In the heart of Manhattan's Upper East Side, a building is rising. If you love New York, it will look familiar. Not just because it echoes the grand apartment towers that made the city famous, but because it was conceived, designed, and built with the passionate attention to detail that was once common in this city, but is now depressingly rare. This is an unequivocally modern structure, but one that provides the comforts of home. This is an address of distinction, but one that sits with confidence among its neighbors. This is, in a world of compromise and imitation, something unique: the real thing. This is 135 East 79 Street. The designer at 135 East 79th is William Sofield, who told the NY Times recently that he's "resuscitated every trade that's about to die," by employing their old world craftsmanship in his design work. That practice is continuing at this current piece of work:
In a new building he designed on East 79th Street for the Brodsky Organization, bricks are being hand-laid, old-school-style, by New York City masons; the door hardware comes from P. E. Guerin, a foundry in the West Village; limestone relief sculptures designed by Mr. Sofield on a clay model in his dining room are being made by an Indiana sculptor from Indiana limestone.
· 135east79 []
· In Defenense of the Decorator [NYT]

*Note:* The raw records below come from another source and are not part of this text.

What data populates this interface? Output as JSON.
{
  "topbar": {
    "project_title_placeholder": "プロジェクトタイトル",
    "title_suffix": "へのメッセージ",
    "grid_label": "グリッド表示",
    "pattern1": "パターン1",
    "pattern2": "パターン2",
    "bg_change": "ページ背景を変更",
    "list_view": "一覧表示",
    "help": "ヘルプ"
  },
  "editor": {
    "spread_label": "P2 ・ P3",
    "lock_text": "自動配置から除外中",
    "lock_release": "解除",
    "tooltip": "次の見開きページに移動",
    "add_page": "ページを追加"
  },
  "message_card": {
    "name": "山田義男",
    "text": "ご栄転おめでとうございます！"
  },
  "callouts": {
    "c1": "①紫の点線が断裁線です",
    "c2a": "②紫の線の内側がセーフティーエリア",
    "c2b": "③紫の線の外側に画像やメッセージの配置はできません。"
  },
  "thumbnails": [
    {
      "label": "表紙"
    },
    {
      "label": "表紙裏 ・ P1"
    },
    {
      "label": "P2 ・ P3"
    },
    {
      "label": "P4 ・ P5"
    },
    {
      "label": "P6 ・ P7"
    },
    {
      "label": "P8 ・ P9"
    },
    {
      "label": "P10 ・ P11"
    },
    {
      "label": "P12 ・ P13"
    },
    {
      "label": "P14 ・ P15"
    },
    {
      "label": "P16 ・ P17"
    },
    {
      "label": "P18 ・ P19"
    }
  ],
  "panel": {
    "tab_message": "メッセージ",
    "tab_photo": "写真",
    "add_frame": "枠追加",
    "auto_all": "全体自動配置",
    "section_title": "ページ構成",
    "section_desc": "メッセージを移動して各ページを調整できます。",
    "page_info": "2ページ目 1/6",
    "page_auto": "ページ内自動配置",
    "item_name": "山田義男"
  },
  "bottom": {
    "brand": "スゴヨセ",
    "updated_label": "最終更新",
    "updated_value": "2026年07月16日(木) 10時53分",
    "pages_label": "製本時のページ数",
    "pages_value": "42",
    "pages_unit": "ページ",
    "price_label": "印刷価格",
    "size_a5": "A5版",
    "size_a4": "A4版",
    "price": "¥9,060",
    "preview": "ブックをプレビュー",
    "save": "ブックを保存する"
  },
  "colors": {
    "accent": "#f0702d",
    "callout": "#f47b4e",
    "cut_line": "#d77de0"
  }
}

· Revealed: Long-Hidden Windows of Lexington Avenue [Curbed]

135 East 79th Street

135 East 79th Street, New York, NY